What is apologetics and is there only one way of understanding of apologetics? This posting is going to take a question and answer approach to this subject and answer some questions that pertain to the essence of apologetics and the “Why” questions for its necessity.
The only question we will not answer in this posting will be one that is focussed in a particular methodology (“doing apologetics”).
1. What is Apologetics and Why Do We Need It?
I have posted a definition of how this ministry answers the first part of this question. Looking at the top of our page, you can find that definition. Before getting into the definition, let me state that I believe apologetics is SCRIPTURALLY mandated. Let me see if I can sustain this for us. To answer the first question,
Apologetics may be simply defined as the defense of the Christian faith. The word “apologetics” derives from the Greek word apologia, which was originally used as a speech of defense or an answer given in reply. In ancient Athens it referred to a defense made in the courtroom as part of the normal judicial procedure. After the accusation, the defendant was allowed to refute the charges with a defense or reply (apologia). The word appears 17 times in noun or verb form in the New Testament, and both the noun (apologia) and verb form (apologeomai) can be translated “defense” or “vindication” in every case.
To take this a little deeper, the Greek word for the task known as apologetics is the word apologia; is also used to mean an informal explanation or defense of one’s position (c.f. 1 Cor 9:3; 2 Cor. 7:11) and the word would aptly describe giving an answer to the skeptical, abusive, or derisive inquiries of ill-disposed neighbors.
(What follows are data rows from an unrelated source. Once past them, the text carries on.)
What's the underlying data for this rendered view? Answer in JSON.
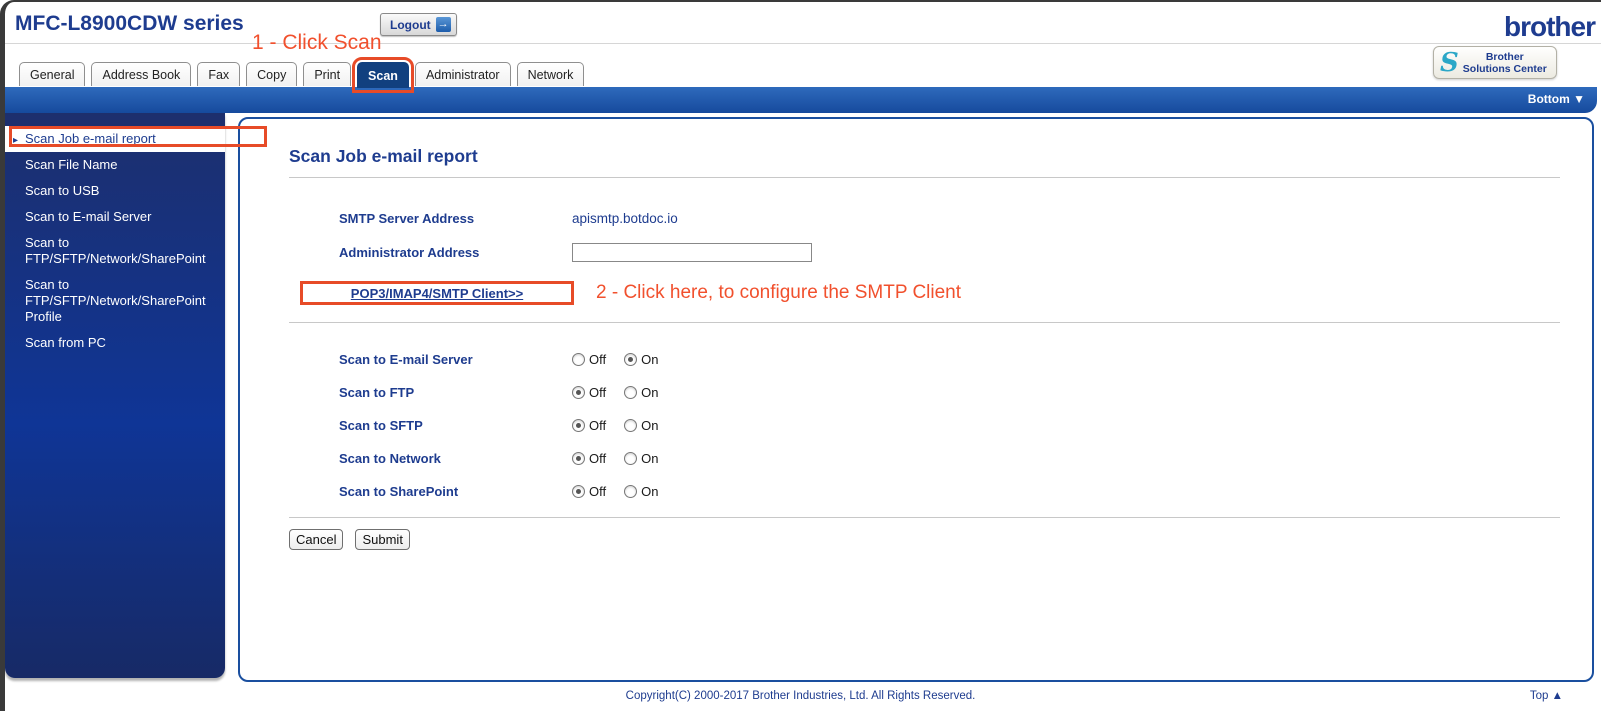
{
  "window": {
    "title": "MFC-L8900CDW series",
    "logout_label": "Logout",
    "logout_arrow": "→",
    "brand": "brother",
    "solutions_center": {
      "line1": "Brother",
      "line2": "Solutions Center"
    },
    "bottom_link": "Bottom ▼"
  },
  "annotations": {
    "step1": "1 - Click Scan",
    "step2": "2 - Click here, to configure the SMTP Client",
    "highlight_color": "#e74b28",
    "text_color": "#f1502d"
  },
  "tabs": [
    {
      "label": "General",
      "active": false
    },
    {
      "label": "Address Book",
      "active": false
    },
    {
      "label": "Fax",
      "active": false
    },
    {
      "label": "Copy",
      "active": false
    },
    {
      "label": "Print",
      "active": false
    },
    {
      "label": "Scan",
      "active": true,
      "annotated": true
    },
    {
      "label": "Administrator",
      "active": false
    },
    {
      "label": "Network",
      "active": false
    }
  ],
  "sidebar": {
    "items": [
      {
        "label": "Scan Job e-mail report",
        "selected": true,
        "annotated": true
      },
      {
        "label": "Scan File Name",
        "selected": false
      },
      {
        "label": "Scan to USB",
        "selected": false
      },
      {
        "label": "Scan to E-mail Server",
        "selected": false
      },
      {
        "label": "Scan to FTP/SFTP/Network/SharePoint",
        "selected": false
      },
      {
        "label": "Scan to FTP/SFTP/Network/SharePoint Profile",
        "selected": false
      },
      {
        "label": "Scan from PC",
        "selected": false
      }
    ]
  },
  "form": {
    "heading": "Scan Job e-mail report",
    "smtp_label": "SMTP Server Address",
    "smtp_value": "apismtp.botdoc.io",
    "admin_label": "Administrator Address",
    "admin_value": "",
    "client_link": "POP3/IMAP4/SMTP Client>>",
    "off_label": "Off",
    "on_label": "On",
    "toggles": [
      {
        "label": "Scan to E-mail Server",
        "value": "On"
      },
      {
        "label": "Scan to FTP",
        "value": "Off"
      },
      {
        "label": "Scan to SFTP",
        "value": "Off"
      },
      {
        "label": "Scan to Network",
        "value": "Off"
      },
      {
        "label": "Scan to SharePoint",
        "value": "Off"
      }
    ],
    "cancel_label": "Cancel",
    "submit_label": "Submit"
  },
  "footer": {
    "copyright": "Copyright(C) 2000-2017 Brother Industries, Ltd. All Rights Reserved.",
    "top_link": "Top ▲"
  },
  "colors": {
    "navy_text": "#1e3c8f",
    "band_blue_top": "#2e6abc",
    "band_blue_bottom": "#164a9d",
    "active_tab": "#11407f",
    "sidebar_mid": "#0f3596",
    "panel_border": "#1a4f9f",
    "teal_icon": "#2ba7c7"
  }
}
This passage (1 Peter 3:15) is one of 19 times in the New Testament is where the word apologia, or its verb form (in the participle), is found. The late F. F. Bruce cited that 47% of the New Testament deals with defense of the faith. And this is where I would have to say that apologetics is a divine command.
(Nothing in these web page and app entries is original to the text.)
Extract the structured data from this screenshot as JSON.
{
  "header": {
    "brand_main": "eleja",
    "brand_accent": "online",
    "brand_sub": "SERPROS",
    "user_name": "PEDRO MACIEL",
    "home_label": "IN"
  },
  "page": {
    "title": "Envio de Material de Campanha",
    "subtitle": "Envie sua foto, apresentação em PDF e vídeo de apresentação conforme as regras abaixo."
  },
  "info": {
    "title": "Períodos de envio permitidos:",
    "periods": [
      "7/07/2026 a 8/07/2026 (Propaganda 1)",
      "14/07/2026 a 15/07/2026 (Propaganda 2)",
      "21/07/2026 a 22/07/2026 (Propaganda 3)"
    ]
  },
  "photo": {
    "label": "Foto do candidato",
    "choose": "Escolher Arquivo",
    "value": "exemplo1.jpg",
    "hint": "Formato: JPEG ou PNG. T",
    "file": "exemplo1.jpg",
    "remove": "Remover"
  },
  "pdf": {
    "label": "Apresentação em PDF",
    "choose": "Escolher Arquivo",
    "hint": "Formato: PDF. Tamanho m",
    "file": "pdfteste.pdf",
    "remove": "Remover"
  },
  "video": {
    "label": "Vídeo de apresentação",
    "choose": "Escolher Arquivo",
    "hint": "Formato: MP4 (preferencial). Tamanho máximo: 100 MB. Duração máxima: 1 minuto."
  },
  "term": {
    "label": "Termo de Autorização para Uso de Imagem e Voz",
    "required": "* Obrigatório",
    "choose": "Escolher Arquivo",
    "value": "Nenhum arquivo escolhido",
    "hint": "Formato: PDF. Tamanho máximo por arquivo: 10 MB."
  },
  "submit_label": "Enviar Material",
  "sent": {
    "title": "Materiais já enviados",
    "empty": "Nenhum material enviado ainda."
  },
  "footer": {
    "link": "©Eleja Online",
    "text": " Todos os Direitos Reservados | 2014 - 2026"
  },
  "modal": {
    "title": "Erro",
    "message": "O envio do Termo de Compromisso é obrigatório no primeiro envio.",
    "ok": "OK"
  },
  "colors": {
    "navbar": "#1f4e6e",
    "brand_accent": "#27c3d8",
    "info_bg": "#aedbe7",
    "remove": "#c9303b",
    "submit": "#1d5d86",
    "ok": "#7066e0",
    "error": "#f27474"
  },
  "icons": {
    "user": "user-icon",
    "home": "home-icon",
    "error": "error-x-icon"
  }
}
2. Was Apologetics Part Of The Early Apostolic Church’s Example To Us?
Yes, without question. Not only do we see apologetic discourse in both the Old and New Testaments, but the duty of the apologist did not die. Many of the early Church Fathers were engaged in apologetic debate with those who were opposed to the true nature of Christ, the nature of the Godhead, and the issues regarding salvation by grace through faith. When you look at these issues, we can see that we have a responsibility to uphold. Thankfully the Church Fathers boldly contended for the faith, but they have passed the baton to the succeeding generations of Christians who would follow, even to this day. If we don’t carry this torch that has been passed on to us, then their labor was in vain. This is why I like the passage: “Join with others in following my example brothers and take note of those living according to the pattern we gave you….for many live as enemies of the cross of Christ.” – the Apostle Paul In Philippians 3:17
3. Can You Provide One Example of Someone Engaged in Apologetics in the Bible
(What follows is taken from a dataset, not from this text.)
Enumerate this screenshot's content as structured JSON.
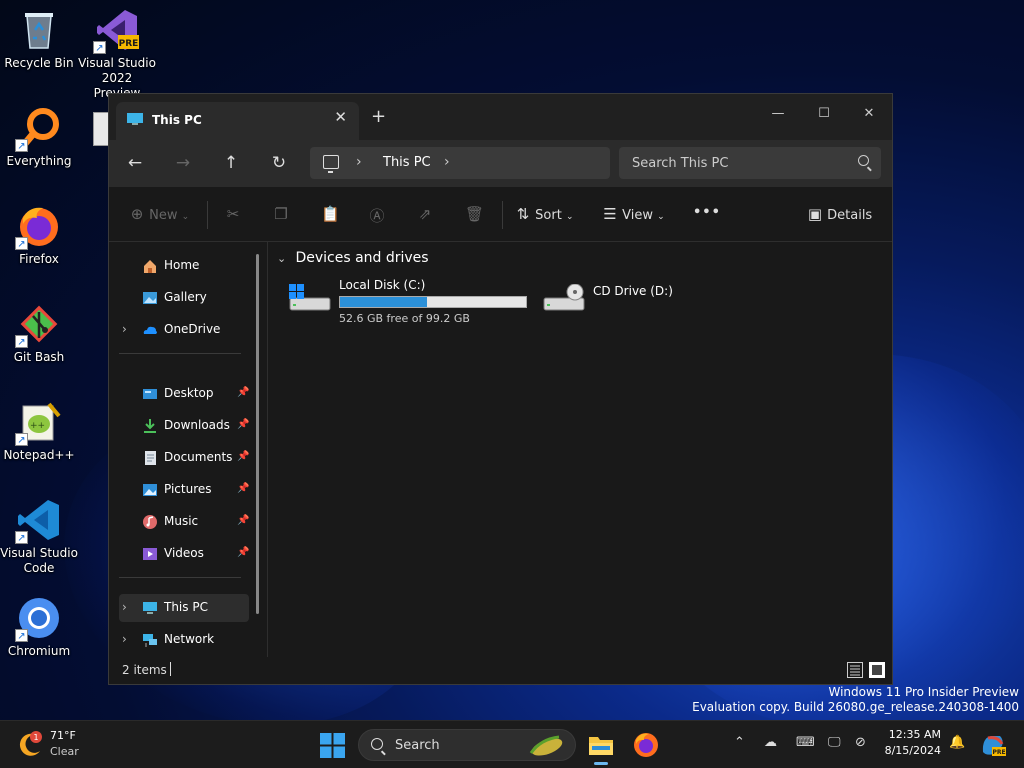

When I think of apologetics in the New Testament, aside of the example we see from Jesus’ responses to the Pharisees and Sadducees in (a) matters of taxes, (b) the adulterous woman, and (c) marriage in the resurrection, I see the Apostle Paul following the example of the Master.
What does that mean? Simply stated I believe that Christianity alone is true. If we were to compare or contrast Christianity with the other great (in the quantitative sense) religions known to man we could defend this and provide with refutation why those other religious systems fail. Without a doubt, Christianity is true. That is why we are to,
5. Is Apologetics Just Limited To Jesus’ and Paul’s Teachings?
I would say that apologetics could not more important today than any time in history. It was important in the ancient church confronting a primitively pagan culture. Our culture is more sophisticated in its pagan ideas and we need, now more than ever Christians who will be willing to be “case makers” for their faith (apologists).I really don’t care if anyone, be they a layperson or a pastor, thinks that apologetics is not for everyone. But if one works a job in the marketplace of ideas of the workforce, their Christian faith cannot help be confronted or even come under fire.
Some might think that apologetics might be for the intellectually rigorous, but they forget that Peter was written to displaced Christians who were under persecution. We are not too far from facing persecution for holding to views of pro-life and pro-family and pro-traditional marriage.
That being said, I believe that people in the pew cannot do without apologetics and that every pastor should teach his congregation apologetics because of these two benefits. I cannot tell you how many Christians have come to me over the years, at my workplace asking me for reasons to hold on to their faith. Why is the church not seeing this? Allow me to finish this posting with a couple of good reasons for the church today to be involved in equipping and training our saints to defend their faith.
For these reasons I would say apologetics cannot be neglected in the church of this age.
Rob is a blogger, writer and public speaker on a mission to equip the believer to think and articulate what they believe and to communicate the message of the gospel to a confused culture in a confused, chaotic, “brave new world.” He is available to come and speak to your church, college club, or group. Find out what people are saying.
If you would like to book Rob for a speaking event, you can do so by emailing him at firstname.lastname@example.org If you have other questions about apologetics or doing apologetics, or if you are looking for apologetics resources, contact this ministry by email or by phone (540.424.2305).